■ TASK REQUIREMENTS: For this exercise, repeat every line of the material exactly.

■ SUPPLIED DATA:
※
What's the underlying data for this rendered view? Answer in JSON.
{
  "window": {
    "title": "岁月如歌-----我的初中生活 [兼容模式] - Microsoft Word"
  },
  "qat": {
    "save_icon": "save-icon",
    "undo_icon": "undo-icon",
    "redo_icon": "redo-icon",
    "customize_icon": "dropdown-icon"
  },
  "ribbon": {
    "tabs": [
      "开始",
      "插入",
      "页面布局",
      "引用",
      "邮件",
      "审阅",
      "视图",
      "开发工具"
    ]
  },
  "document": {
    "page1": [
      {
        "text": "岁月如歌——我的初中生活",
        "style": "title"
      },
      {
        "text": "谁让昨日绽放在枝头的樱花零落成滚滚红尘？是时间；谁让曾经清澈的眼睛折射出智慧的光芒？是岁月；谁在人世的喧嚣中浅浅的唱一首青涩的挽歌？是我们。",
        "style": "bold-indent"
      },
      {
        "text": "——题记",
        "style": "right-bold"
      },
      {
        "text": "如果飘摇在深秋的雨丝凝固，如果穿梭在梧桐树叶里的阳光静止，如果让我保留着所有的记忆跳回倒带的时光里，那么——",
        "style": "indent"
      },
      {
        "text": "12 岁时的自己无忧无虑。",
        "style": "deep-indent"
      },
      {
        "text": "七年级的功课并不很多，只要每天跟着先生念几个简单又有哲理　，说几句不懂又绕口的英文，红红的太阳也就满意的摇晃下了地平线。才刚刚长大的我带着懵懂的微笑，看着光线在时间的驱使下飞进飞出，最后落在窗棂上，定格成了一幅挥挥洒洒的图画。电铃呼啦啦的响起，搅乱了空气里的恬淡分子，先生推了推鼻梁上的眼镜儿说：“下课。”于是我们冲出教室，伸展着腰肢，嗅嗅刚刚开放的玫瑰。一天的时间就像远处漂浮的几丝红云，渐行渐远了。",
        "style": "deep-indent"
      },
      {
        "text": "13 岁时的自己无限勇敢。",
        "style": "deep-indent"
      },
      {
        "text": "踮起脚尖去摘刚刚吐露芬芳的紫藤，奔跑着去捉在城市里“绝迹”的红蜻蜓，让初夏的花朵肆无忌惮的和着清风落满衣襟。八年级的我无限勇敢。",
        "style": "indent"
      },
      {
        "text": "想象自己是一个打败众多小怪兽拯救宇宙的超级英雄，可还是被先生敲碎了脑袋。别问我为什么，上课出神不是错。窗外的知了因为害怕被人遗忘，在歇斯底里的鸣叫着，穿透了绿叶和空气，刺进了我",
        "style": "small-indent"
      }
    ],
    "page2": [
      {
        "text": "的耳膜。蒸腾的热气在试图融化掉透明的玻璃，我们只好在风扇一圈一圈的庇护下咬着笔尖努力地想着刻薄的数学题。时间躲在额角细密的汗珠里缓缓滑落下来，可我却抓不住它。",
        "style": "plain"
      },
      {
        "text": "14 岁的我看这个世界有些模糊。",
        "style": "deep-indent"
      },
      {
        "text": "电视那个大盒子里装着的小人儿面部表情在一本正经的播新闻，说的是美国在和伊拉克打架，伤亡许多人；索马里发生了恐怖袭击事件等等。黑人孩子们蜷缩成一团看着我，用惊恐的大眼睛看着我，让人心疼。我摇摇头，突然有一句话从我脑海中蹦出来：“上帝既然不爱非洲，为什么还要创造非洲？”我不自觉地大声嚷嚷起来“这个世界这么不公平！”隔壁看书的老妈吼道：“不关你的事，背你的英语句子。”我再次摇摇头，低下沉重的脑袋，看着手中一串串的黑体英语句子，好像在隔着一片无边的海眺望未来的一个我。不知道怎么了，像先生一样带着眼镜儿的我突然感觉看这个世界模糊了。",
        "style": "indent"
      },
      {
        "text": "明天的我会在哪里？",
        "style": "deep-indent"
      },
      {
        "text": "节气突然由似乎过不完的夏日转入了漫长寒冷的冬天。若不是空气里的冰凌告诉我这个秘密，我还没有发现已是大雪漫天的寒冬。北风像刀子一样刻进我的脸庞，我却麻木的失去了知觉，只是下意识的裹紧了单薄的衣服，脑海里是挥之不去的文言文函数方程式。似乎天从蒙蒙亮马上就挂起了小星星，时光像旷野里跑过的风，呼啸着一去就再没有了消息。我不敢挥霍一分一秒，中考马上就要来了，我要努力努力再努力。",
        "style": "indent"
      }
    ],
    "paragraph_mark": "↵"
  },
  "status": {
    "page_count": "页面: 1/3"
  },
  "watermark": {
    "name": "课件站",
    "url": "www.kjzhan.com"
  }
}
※
■ RESULT:
What's the underlying data for this rendered view? Answer in JSON.
{
  "window": {
    "title": "岁月如歌-----我的初中生活 [兼容模式] - Microsoft Word"
  },
  "qat": {
    "save_icon": "save-icon",
    "undo_icon": "undo-icon",
    "redo_icon": "redo-icon",
    "customize_icon": "dropdown-icon"
  },
  "ribbon": {
    "tabs": [
      "开始",
      "插入",
      "页面布局",
      "引用",
      "邮件",
      "审阅",
      "视图",
      "开发工具"
    ]
  },
  "document": {
    "page1": [
      {
        "text": "岁月如歌——我的初中生活",
        "style": "title"
      },
      {
        "text": "谁让昨日绽放在枝头的樱花零落成滚滚红尘？是时间；谁让曾经清澈的眼睛折射出智慧的光芒？是岁月；谁在人世的喧嚣中浅浅的唱一首青涩的挽歌？是我们。",
        "style": "bold-indent"
      },
      {
        "text": "——题记",
        "style": "right-bold"
      },
      {
        "text": "如果飘摇在深秋的雨丝凝固，如果穿梭在梧桐树叶里的阳光静止，如果让我保留着所有的记忆跳回倒带的时光里，那么——",
        "style": "indent"
      },
      {
        "text": "12 岁时的自己无忧无虑。",
        "style": "deep-indent"
      },
      {
        "text": "七年级的功课并不很多，只要每天跟着先生念几个简单又有哲理　，说几句不懂又绕口的英文，红红的太阳也就满意的摇晃下了地平线。才刚刚长大的我带着懵懂的微笑，看着光线在时间的驱使下飞进飞出，最后落在窗棂上，定格成了一幅挥挥洒洒的图画。电铃呼啦啦的响起，搅乱了空气里的恬淡分子，先生推了推鼻梁上的眼镜儿说：“下课。”于是我们冲出教室，伸展着腰肢，嗅嗅刚刚开放的玫瑰。一天的时间就像远处漂浮的几丝红云，渐行渐远了。",
        "style": "deep-indent"
      },
      {
        "text": "13 岁时的自己无限勇敢。",
        "style": "deep-indent"
      },
      {
        "text": "踮起脚尖去摘刚刚吐露芬芳的紫藤，奔跑着去捉在城市里“绝迹”的红蜻蜓，让初夏的花朵肆无忌惮的和着清风落满衣襟。八年级的我无限勇敢。",
        "style": "indent"
      },
      {
        "text": "想象自己是一个打败众多小怪兽拯救宇宙的超级英雄，可还是被先生敲碎了脑袋。别问我为什么，上课出神不是错。窗外的知了因为害怕被人遗忘，在歇斯底里的鸣叫着，穿透了绿叶和空气，刺进了我",
        "style": "small-indent"
      }
    ],
    "page2": [
      {
        "text": "的耳膜。蒸腾的热气在试图融化掉透明的玻璃，我们只好在风扇一圈一圈的庇护下咬着笔尖努力地想着刻薄的数学题。时间躲在额角细密的汗珠里缓缓滑落下来，可我却抓不住它。",
        "style": "plain"
      },
      {
        "text": "14 岁的我看这个世界有些模糊。",
        "style": "deep-indent"
      },
      {
        "text": "电视那个大盒子里装着的小人儿面部表情在一本正经的播新闻，说的是美国在和伊拉克打架，伤亡许多人；索马里发生了恐怖袭击事件等等。黑人孩子们蜷缩成一团看着我，用惊恐的大眼睛看着我，让人心疼。我摇摇头，突然有一句话从我脑海中蹦出来：“上帝既然不爱非洲，为什么还要创造非洲？”我不自觉地大声嚷嚷起来“这个世界这么不公平！”隔壁看书的老妈吼道：“不关你的事，背你的英语句子。”我再次摇摇头，低下沉重的脑袋，看着手中一串串的黑体英语句子，好像在隔着一片无边的海眺望未来的一个我。不知道怎么了，像先生一样带着眼镜儿的我突然感觉看这个世界模糊了。",
        "style": "indent"
      },
      {
        "text": "明天的我会在哪里？",
        "style": "deep-indent"
      },
      {
        "text": "节气突然由似乎过不完的夏日转入了漫长寒冷的冬天。若不是空气里的冰凌告诉我这个秘密，我还没有发现已是大雪漫天的寒冬。北风像刀子一样刻进我的脸庞，我却麻木的失去了知觉，只是下意识的裹紧了单薄的衣服，脑海里是挥之不去的文言文函数方程式。似乎天从蒙蒙亮马上就挂起了小星星，时光像旷野里跑过的风，呼啸着一去就再没有了消息。我不敢挥霍一分一秒，中考马上就要来了，我要努力努力再努力。",
        "style": "indent"
      }
    ],
    "paragraph_mark": "↵"
  },
  "status": {
    "page_count": "页面: 1/3"
  },
  "watermark": {
    "name": "课件站",
    "url": "www.kjzhan.com"
  }
}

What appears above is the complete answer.